I'll click Next. And here is a summary of what we're about to do. So I'll click Finish. And you don't see anything change here, but I did indeed create another virtual hard disk that could be used by my virtual machines. So, when I created the virtual machine, this Demo VM here, I had the option of connecting to a VHD or created one. Now, if I already had created them, like I just did, I could have connected to it.
But because I didn't have any created at the time, I just created a new one and it actually has the same name, it's Demo VM VHD. So let me right-click on Demo VM here and go into the settings for this virtual machine. And we're going to look at one specific setting and that is the hard drive, cause I want you to see here that it is connected to a virtual hard disk and that virtual hard disk is Demo VM.vhdx and this is another place where I could go ahead and create a new virtual hard disk, or I could edit the details of this one, so if I click on Edit and it gives you a little warning here you know, this could be creating a problem, and we'll say okay, we're aware of that, I'll click Next.
You'll see here that I can compact it, I can convert it and if I convert it, you'll see here that it brings up some options where I can go to different formats and types, just like I did in the previous wizard and I could also expand it if I wanted to grow it. So, I'm going to actually cancel out of this wizard, I'm not looking to do any of those things, I just wanted to show you that that can be done. I will also show you that if I wanted to add a new drive, if I highlight my SCSI controller here, I can go ahead and add a hard drive and this is where I could browse and you'll see here there's that Demo VM, the Demo VM that originally was created when I built this virtual machine and then here's another VHD.

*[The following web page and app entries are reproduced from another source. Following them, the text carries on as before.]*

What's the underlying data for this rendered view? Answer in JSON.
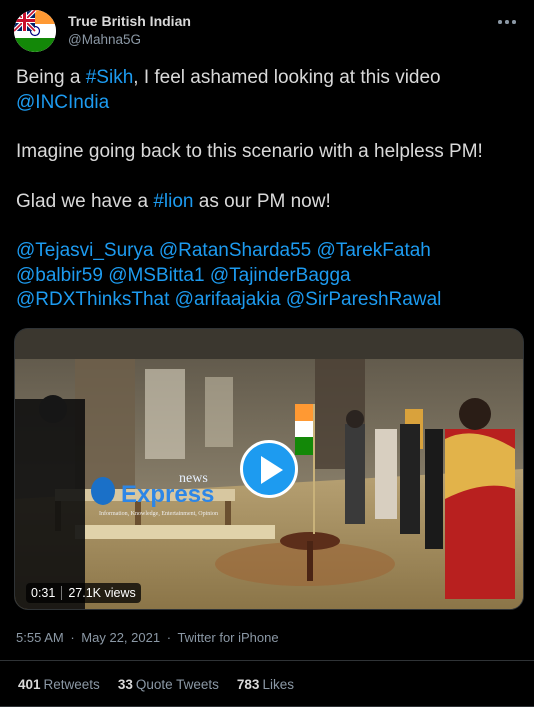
{
  "author": {
    "name": "True British Indian",
    "handle": "@Mahna5G",
    "avatar_icon": "uk-india-flag-avatar"
  },
  "tweet": {
    "lines": {
      "l1_a": "Being a ",
      "l1_tag": "#Sikh",
      "l1_b": ", I feel ashamed looking at this video",
      "l2_mention": "@INCIndia",
      "l3": "Imagine going back to this scenario with a helpless PM!",
      "l4_a": "Glad we have a ",
      "l4_tag": "#lion",
      "l4_b": " as our PM now!",
      "mentions": [
        "@Tejasvi_Surya",
        "@RatanSharda55",
        "@TarekFatah",
        "@balbir59",
        "@MSBitta1",
        "@TajinderBagga",
        "@RDXThinksThat",
        "@arifaajakia",
        "@SirPareshRawal"
      ]
    }
  },
  "video": {
    "duration": "0:31",
    "views": "27.1K views",
    "watermark_top": "news",
    "watermark_brand": "Express",
    "watermark_tagline": "Information, Knowledge, Entertainment, Opinion"
  },
  "meta": {
    "time": "5:55 AM",
    "dot": "·",
    "date": "May 22, 2021",
    "source": "Twitter for iPhone"
  },
  "stats": {
    "retweets_count": "401",
    "retweets_label": "Retweets",
    "quotes_count": "33",
    "quotes_label": "Quote Tweets",
    "likes_count": "783",
    "likes_label": "Likes"
  },
  "colors": {
    "background": "#000000",
    "text": "#d9d9d9",
    "link": "#1d9bf0",
    "secondary": "#8b98a5"
  }
}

So if I double-click on that and then Apply, you'll see here that I now have two hard drives on this virtual machine. All right, so again, just kind of to remind you some people struggle to wrap their brain around this, so just to help you wrap your brain around this, a physical computer has a physical hard drive, we're dealing with virtual computers, they're actually called virtual machines so they will use virtual hard drives and a virtual machine is just files on an actual computer.

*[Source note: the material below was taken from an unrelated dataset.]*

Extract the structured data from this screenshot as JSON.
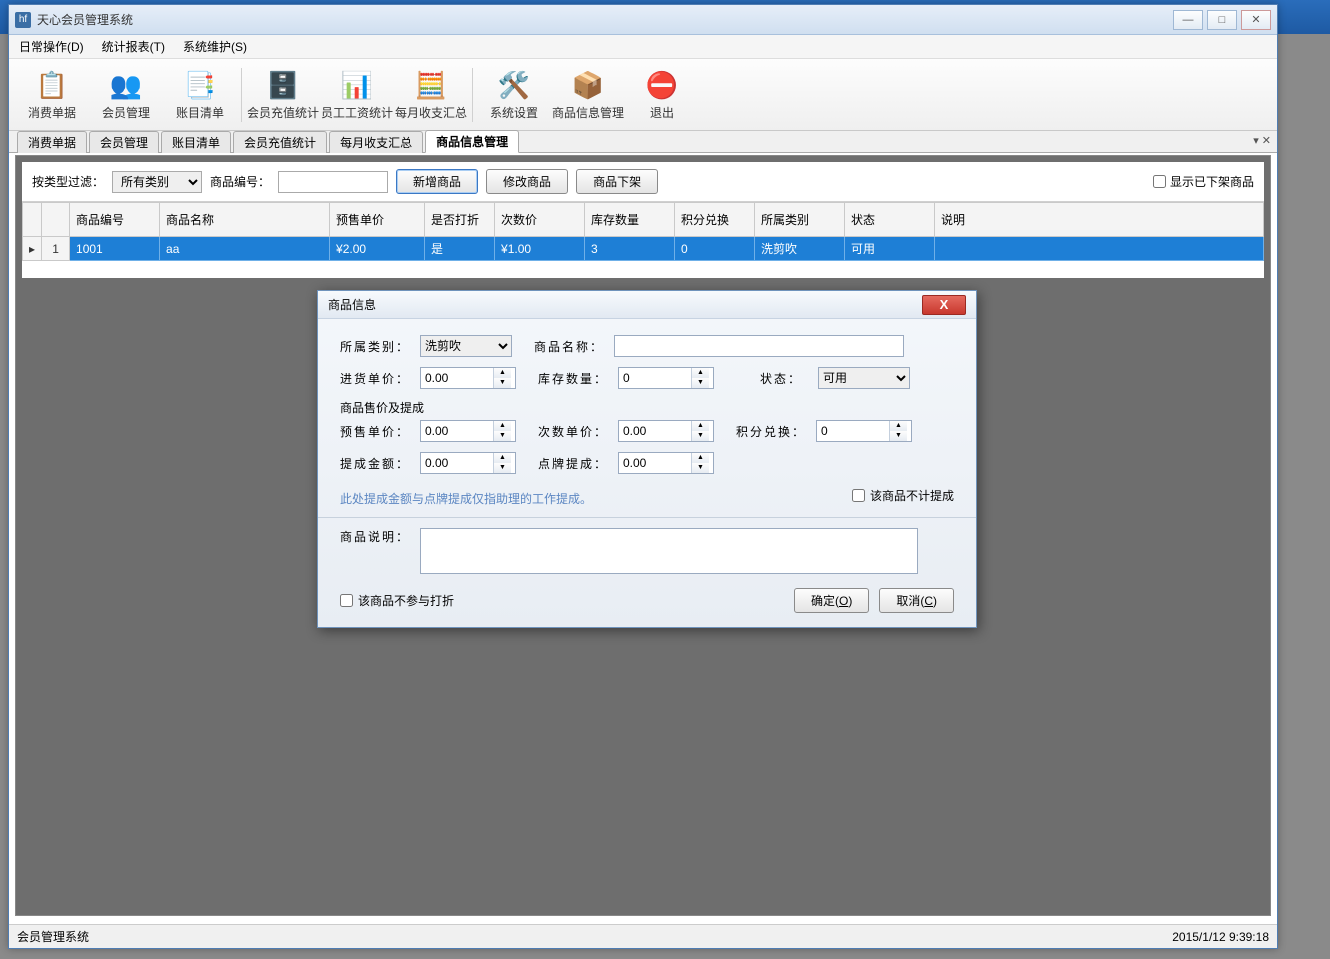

Well, likewise a virtual hard drive is just files on a physical hard drive.
This course maps to the third domain of Exam 70-743, Upgrading Your Skills to MCSA: Windows Server 2016—Implement Hyper-V.
- Installing the Hyper-V role
- Creating virtual switches and virtual machines
- Installing a guest OS
- Managing checkpoints
- Implementing storage migration
- Implementing live migration